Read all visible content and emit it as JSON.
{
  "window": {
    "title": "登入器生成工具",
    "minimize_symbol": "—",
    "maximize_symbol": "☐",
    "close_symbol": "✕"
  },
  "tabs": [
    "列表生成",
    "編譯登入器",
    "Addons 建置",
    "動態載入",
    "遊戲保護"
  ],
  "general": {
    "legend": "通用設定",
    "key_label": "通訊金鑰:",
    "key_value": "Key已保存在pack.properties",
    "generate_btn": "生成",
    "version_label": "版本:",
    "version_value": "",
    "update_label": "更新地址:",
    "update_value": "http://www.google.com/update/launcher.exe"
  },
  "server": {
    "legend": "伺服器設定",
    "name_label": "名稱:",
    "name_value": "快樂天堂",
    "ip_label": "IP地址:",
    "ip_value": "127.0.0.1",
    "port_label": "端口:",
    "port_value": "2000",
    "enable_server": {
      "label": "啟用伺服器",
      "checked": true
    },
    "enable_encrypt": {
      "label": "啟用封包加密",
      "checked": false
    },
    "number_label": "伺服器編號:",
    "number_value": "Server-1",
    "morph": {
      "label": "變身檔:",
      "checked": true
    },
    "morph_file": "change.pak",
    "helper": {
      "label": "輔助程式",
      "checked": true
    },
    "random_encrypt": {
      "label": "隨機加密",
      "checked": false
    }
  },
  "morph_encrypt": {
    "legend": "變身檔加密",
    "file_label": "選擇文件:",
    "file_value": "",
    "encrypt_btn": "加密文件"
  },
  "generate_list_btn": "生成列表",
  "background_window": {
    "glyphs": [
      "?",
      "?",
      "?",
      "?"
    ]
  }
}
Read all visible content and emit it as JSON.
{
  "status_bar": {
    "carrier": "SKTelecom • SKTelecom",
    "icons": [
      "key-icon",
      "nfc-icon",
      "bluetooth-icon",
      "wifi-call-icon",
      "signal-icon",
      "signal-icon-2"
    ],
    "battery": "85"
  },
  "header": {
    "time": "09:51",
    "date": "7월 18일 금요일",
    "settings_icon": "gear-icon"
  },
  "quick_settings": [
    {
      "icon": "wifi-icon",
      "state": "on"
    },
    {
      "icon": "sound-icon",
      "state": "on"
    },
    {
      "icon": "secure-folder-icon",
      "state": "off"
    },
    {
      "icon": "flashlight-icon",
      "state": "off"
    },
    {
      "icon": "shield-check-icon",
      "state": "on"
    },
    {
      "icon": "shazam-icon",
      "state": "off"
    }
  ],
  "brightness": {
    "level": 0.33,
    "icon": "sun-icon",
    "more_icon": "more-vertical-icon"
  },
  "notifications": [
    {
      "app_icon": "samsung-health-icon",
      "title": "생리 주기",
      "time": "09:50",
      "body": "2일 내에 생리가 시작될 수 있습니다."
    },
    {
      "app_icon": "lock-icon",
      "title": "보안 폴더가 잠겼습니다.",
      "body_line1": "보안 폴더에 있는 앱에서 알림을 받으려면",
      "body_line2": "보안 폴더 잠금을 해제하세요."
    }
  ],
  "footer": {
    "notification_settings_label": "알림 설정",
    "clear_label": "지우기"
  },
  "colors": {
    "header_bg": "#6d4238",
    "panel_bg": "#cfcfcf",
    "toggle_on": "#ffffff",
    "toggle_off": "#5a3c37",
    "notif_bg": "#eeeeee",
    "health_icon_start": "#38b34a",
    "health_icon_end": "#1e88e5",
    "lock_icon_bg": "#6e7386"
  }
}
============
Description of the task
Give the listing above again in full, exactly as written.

Answer to this task
Read all visible content and emit it as JSON.
{
  "window": {
    "title": "登入器生成工具",
    "minimize_symbol": "—",
    "maximize_symbol": "☐",
    "close_symbol": "✕"
  },
  "tabs": [
    "列表生成",
    "編譯登入器",
    "Addons 建置",
    "動態載入",
    "遊戲保護"
  ],
  "general": {
    "legend": "通用設定",
    "key_label": "通訊金鑰:",
    "key_value": "Key已保存在pack.properties",
    "generate_btn": "生成",
    "version_label": "版本:",
    "version_value": "",
    "update_label": "更新地址:",
    "update_value": "http://www.google.com/update/launcher.exe"
  },
  "server": {
    "legend": "伺服器設定",
    "name_label": "名稱:",
    "name_value": "快樂天堂",
    "ip_label": "IP地址:",
    "ip_value": "127.0.0.1",
    "port_label": "端口:",
    "port_value": "2000",
    "enable_server": {
      "label": "啟用伺服器",
      "checked": true
    },
    "enable_encrypt": {
      "label": "啟用封包加密",
      "checked": false
    },
    "number_label": "伺服器編號:",
    "number_value": "Server-1",
    "morph": {
      "label": "變身檔:",
      "checked": true
    },
    "morph_file": "change.pak",
    "helper": {
      "label": "輔助程式",
      "checked": true
    },
    "random_encrypt": {
      "label": "隨機加密",
      "checked": false
    }
  },
  "morph_encrypt": {
    "legend": "變身檔加密",
    "file_label": "選擇文件:",
    "file_value": "",
    "encrypt_btn": "加密文件"
  },
  "generate_list_btn": "生成列表",
  "background_window": {
    "glyphs": [
      "?",
      "?",
      "?",
      "?"
    ]
  }
}
Read all visible content and emit it as JSON.
{
  "status_bar": {
    "carrier": "SKTelecom • SKTelecom",
    "icons": [
      "key-icon",
      "nfc-icon",
      "bluetooth-icon",
      "wifi-call-icon",
      "signal-icon",
      "signal-icon-2"
    ],
    "battery": "85"
  },
  "header": {
    "time": "09:51",
    "date": "7월 18일 금요일",
    "settings_icon": "gear-icon"
  },
  "quick_settings": [
    {
      "icon": "wifi-icon",
      "state": "on"
    },
    {
      "icon": "sound-icon",
      "state": "on"
    },
    {
      "icon": "secure-folder-icon",
      "state": "off"
    },
    {
      "icon": "flashlight-icon",
      "state": "off"
    },
    {
      "icon": "shield-check-icon",
      "state": "on"
    },
    {
      "icon": "shazam-icon",
      "state": "off"
    }
  ],
  "brightness": {
    "level": 0.33,
    "icon": "sun-icon",
    "more_icon": "more-vertical-icon"
  },
  "notifications": [
    {
      "app_icon": "samsung-health-icon",
      "title": "생리 주기",
      "time": "09:50",
      "body": "2일 내에 생리가 시작될 수 있습니다."
    },
    {
      "app_icon": "lock-icon",
      "title": "보안 폴더가 잠겼습니다.",
      "body_line1": "보안 폴더에 있는 앱에서 알림을 받으려면",
      "body_line2": "보안 폴더 잠금을 해제하세요."
    }
  ],
  "footer": {
    "notification_settings_label": "알림 설정",
    "clear_label": "지우기"
  },
  "colors": {
    "header_bg": "#6d4238",
    "panel_bg": "#cfcfcf",
    "toggle_on": "#ffffff",
    "toggle_off": "#5a3c37",
    "notif_bg": "#eeeeee",
    "health_icon_start": "#38b34a",
    "health_icon_end": "#1e88e5",
    "lock_icon_bg": "#6e7386"
  }
}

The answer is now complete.